Try it: Set every entry down again exactly, omitting none.

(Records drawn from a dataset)
__________________________________________________

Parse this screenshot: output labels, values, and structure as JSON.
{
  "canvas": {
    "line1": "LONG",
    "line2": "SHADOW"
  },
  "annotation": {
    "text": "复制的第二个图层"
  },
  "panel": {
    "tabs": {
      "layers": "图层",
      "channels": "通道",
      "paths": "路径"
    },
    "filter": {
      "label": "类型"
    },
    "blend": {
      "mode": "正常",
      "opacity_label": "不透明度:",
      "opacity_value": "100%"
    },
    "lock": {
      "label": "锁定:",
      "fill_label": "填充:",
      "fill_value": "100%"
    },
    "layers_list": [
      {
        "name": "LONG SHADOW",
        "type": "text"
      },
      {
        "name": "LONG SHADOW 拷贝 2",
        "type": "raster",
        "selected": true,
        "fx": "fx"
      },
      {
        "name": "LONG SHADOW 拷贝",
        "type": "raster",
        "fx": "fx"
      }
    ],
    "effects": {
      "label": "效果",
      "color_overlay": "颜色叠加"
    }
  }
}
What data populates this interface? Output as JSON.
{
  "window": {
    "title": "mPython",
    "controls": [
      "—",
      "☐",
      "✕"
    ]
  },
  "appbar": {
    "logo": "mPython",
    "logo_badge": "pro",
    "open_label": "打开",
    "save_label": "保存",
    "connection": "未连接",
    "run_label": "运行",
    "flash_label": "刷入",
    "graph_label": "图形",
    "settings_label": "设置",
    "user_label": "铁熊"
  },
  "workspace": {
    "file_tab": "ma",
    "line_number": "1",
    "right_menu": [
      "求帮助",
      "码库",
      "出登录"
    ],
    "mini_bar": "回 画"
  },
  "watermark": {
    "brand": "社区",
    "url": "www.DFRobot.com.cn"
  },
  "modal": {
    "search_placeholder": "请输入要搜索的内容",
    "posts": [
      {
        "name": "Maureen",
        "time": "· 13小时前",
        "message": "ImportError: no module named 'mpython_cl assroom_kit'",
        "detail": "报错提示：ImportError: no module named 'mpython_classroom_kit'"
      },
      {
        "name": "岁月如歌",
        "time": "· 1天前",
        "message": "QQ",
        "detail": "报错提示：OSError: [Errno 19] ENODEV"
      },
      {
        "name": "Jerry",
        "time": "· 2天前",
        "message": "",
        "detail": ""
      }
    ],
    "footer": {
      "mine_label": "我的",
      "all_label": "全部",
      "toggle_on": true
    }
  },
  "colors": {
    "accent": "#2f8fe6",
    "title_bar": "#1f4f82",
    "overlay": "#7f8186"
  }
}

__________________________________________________

Written answer:
Parse this screenshot: output labels, values, and structure as JSON.
{
  "canvas": {
    "line1": "LONG",
    "line2": "SHADOW"
  },
  "annotation": {
    "text": "复制的第二个图层"
  },
  "panel": {
    "tabs": {
      "layers": "图层",
      "channels": "通道",
      "paths": "路径"
    },
    "filter": {
      "label": "类型"
    },
    "blend": {
      "mode": "正常",
      "opacity_label": "不透明度:",
      "opacity_value": "100%"
    },
    "lock": {
      "label": "锁定:",
      "fill_label": "填充:",
      "fill_value": "100%"
    },
    "layers_list": [
      {
        "name": "LONG SHADOW",
        "type": "text"
      },
      {
        "name": "LONG SHADOW 拷贝 2",
        "type": "raster",
        "selected": true,
        "fx": "fx"
      },
      {
        "name": "LONG SHADOW 拷贝",
        "type": "raster",
        "fx": "fx"
      }
    ],
    "effects": {
      "label": "效果",
      "color_overlay": "颜色叠加"
    }
  }
}
What data populates this interface? Output as JSON.
{
  "window": {
    "title": "mPython",
    "controls": [
      "—",
      "☐",
      "✕"
    ]
  },
  "appbar": {
    "logo": "mPython",
    "logo_badge": "pro",
    "open_label": "打开",
    "save_label": "保存",
    "connection": "未连接",
    "run_label": "运行",
    "flash_label": "刷入",
    "graph_label": "图形",
    "settings_label": "设置",
    "user_label": "铁熊"
  },
  "workspace": {
    "file_tab": "ma",
    "line_number": "1",
    "right_menu": [
      "求帮助",
      "码库",
      "出登录"
    ],
    "mini_bar": "回 画"
  },
  "watermark": {
    "brand": "社区",
    "url": "www.DFRobot.com.cn"
  },
  "modal": {
    "search_placeholder": "请输入要搜索的内容",
    "posts": [
      {
        "name": "Maureen",
        "time": "· 13小时前",
        "message": "ImportError: no module named 'mpython_cl assroom_kit'",
        "detail": "报错提示：ImportError: no module named 'mpython_classroom_kit'"
      },
      {
        "name": "岁月如歌",
        "time": "· 1天前",
        "message": "QQ",
        "detail": "报错提示：OSError: [Errno 19] ENODEV"
      },
      {
        "name": "Jerry",
        "time": "· 2天前",
        "message": "",
        "detail": ""
      }
    ],
    "footer": {
      "mine_label": "我的",
      "all_label": "全部",
      "toggle_on": true
    }
  },
  "colors": {
    "accent": "#2f8fe6",
    "title_bar": "#1f4f82",
    "overlay": "#7f8186"
  }
}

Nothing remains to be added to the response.